Black painted stone
Italy, 17th century
80 x 69 x 36cm
(one head missing)
Cerberus, cruel monster, fierce and strange,
Through his wide threefold throat barks as a dog
Over the multitude immers'd beneath.
His eyes glare crimson, black his unctuous beard,
His belly large, and claw'd the hands, with which
He tears the spirits, flays them, and their limbs
Piecemeal disparts (Dante, Inferno, Canto VI).
Cerberus figure seated, in his role of ferocious guardian of the underworld; he shows a nervous musculature, an adherent skin which reveals the ribs, long and robust limbs; his heads are broad and the eyes set well apart.
Painted in black to amplify his menacing look, the infernal guardian is depicted with his famous attributes, writhing his heads, growling and barking furiously.
Cerberus, in Greek mythology, was the monstrous watchdog of the underworld – also known as the “hound of Hades” – preventing the dead from leaving, and making sure that those who entered never left.
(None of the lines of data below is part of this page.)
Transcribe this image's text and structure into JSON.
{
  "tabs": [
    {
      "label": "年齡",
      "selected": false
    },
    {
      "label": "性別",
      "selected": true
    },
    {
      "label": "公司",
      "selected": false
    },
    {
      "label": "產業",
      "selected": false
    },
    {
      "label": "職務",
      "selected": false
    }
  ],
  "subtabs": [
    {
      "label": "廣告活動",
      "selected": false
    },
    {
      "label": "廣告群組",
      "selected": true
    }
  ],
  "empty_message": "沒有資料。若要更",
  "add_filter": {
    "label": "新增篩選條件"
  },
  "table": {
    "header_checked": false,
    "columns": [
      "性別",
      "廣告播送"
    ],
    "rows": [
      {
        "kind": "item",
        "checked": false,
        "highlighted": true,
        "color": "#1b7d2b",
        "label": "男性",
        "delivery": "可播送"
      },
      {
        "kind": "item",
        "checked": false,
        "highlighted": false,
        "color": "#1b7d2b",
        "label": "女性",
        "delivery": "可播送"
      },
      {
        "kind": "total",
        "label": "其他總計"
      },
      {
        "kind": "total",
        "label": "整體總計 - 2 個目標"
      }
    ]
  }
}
A child of Typhon and Echidna, he was part of a monstrous family, which included Orthus, the Lernaean Hydra, and the Chimaera as well. Only on three occasions Cerberus was tricked by visitors of Hades: Heracles did it with his strength, Orpheus with his music.
In "The Inferno", Dante places Cerberus as the guardian of the third circle of Hell. With his three mouths, Dante saw Cerberus as a beast that was synonymous with the sin of Gluttony. Virgil gets past the monster by throwing mud in his three mouths, temporarily choking him.
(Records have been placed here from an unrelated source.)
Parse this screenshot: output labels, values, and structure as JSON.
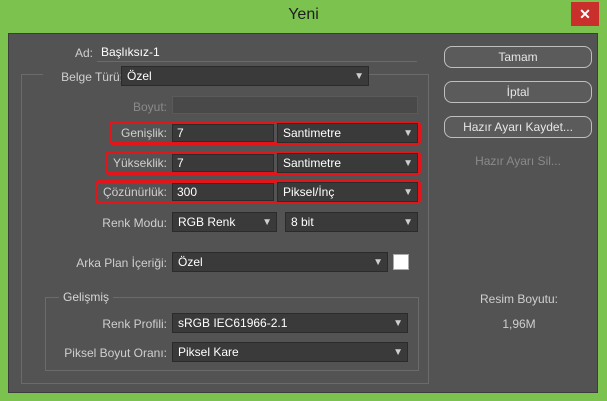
{
  "window": {
    "title": "Yeni",
    "close_glyph": "✕"
  },
  "form": {
    "ad_label": "Ad:",
    "ad_value": "Başlıksız-1",
    "belge_turu_label": "Belge Türü:",
    "belge_turu_value": "Özel",
    "boyut_label": "Boyut:",
    "genislik_label": "Genişlik:",
    "genislik_value": "7",
    "genislik_unit": "Santimetre",
    "yukseklik_label": "Yükseklik:",
    "yukseklik_value": "7",
    "yukseklik_unit": "Santimetre",
    "cozunurluk_label": "Çözünürlük:",
    "cozunurluk_value": "300",
    "cozunurluk_unit": "Piksel/İnç",
    "renk_modu_label": "Renk Modu:",
    "renk_modu_value": "RGB Renk",
    "bit_value": "8 bit",
    "arka_plan_label": "Arka Plan İçeriği:",
    "arka_plan_value": "Özel",
    "gelismis_label": "Gelişmiş",
    "renk_profili_label": "Renk Profili:",
    "renk_profili_value": "sRGB IEC61966-2.1",
    "piksel_oran_label": "Piksel Boyut Oranı:",
    "piksel_oran_value": "Piksel Kare"
  },
  "buttons": {
    "tamam": "Tamam",
    "iptal": "İptal",
    "kaydet": "Hazır Ayarı Kaydet...",
    "sil": "Hazır Ayarı Sil..."
  },
  "info": {
    "resim_boyutu_label": "Resim Boyutu:",
    "resim_boyutu_value": "1,96M"
  },
  "colors": {
    "highlight": "#e3141a",
    "dialog_bg": "#535353",
    "titlebar": "#7cc24f"
  }
}
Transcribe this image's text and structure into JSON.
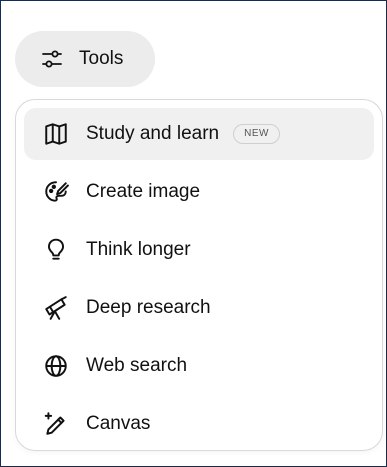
{
  "tools_button": {
    "label": "Tools",
    "icon": "sliders-icon"
  },
  "menu": {
    "items": [
      {
        "label": "Study and learn",
        "icon": "book-open-icon",
        "badge": "NEW",
        "highlighted": true
      },
      {
        "label": "Create image",
        "icon": "palette-brush-icon"
      },
      {
        "label": "Think longer",
        "icon": "lightbulb-icon"
      },
      {
        "label": "Deep research",
        "icon": "telescope-icon"
      },
      {
        "label": "Web search",
        "icon": "globe-icon"
      },
      {
        "label": "Canvas",
        "icon": "pen-sparkle-icon"
      }
    ]
  },
  "colors": {
    "frame_border": "#1f2a44",
    "pill_bg": "#ececec",
    "highlight_bg": "#f0f0f0",
    "menu_border": "#d9d9d9",
    "text": "#111111"
  }
}
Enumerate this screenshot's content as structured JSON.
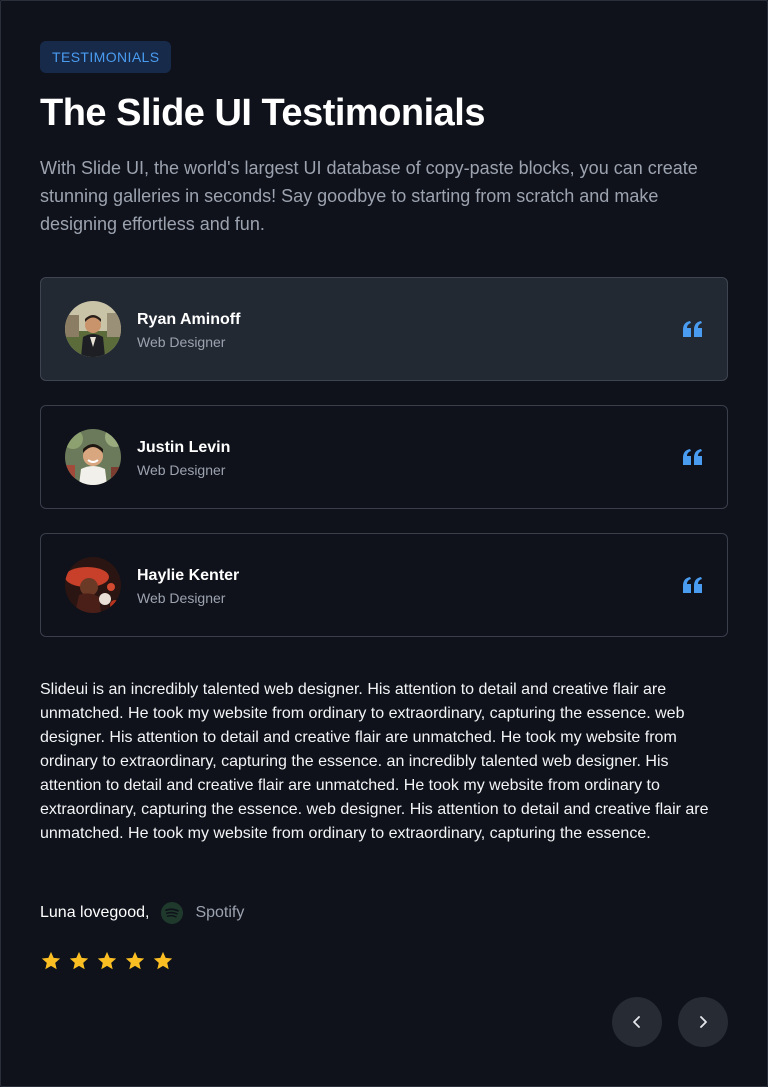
{
  "badge": "TESTIMONIALS",
  "title": "The Slide UI Testimonials",
  "subtitle": "With Slide UI, the world's largest UI database of copy-paste blocks, you can create stunning galleries in seconds! Say goodbye to starting from scratch and make designing effortless and fun.",
  "testimonials": [
    {
      "name": "Ryan Aminoff",
      "role": "Web Designer"
    },
    {
      "name": "Justin Levin",
      "role": "Web Designer"
    },
    {
      "name": "Haylie Kenter",
      "role": "Web Designer"
    }
  ],
  "active_index": 0,
  "review": {
    "text": "Slideui is an incredibly talented web designer. His attention to detail and creative flair are unmatched. He took my website from ordinary to extraordinary, capturing the essence. web designer. His attention to detail and creative flair are unmatched. He took my website from ordinary to extraordinary, capturing the essence. an incredibly talented web designer. His attention to detail and creative flair are unmatched. He took my website from ordinary to extraordinary, capturing the essence. web designer. His attention to detail and creative flair are unmatched. He took my website from ordinary to extraordinary, capturing the essence.",
    "author": "Luna lovegood,",
    "company": "Spotify",
    "rating": 5
  },
  "icons": {
    "quote": "quote-icon",
    "company_logo": "spotify-icon",
    "star": "star-icon",
    "prev": "chevron-left-icon",
    "next": "chevron-right-icon"
  },
  "colors": {
    "accent": "#4a9cf0",
    "star": "#fbbf24",
    "background": "#0f121b"
  }
}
Very rare are the representations of Cerberus in ancient statuary; most often the famous monster appears in Greco-Roman works (the best known is the black-figure hydra of Caere kept at the Grand Palais in Paris) or in Louis XVI works whose themes are inspired by classical antiquity (as the sculpture attributed to Pajou and displayed at the Louvre).
18 000 €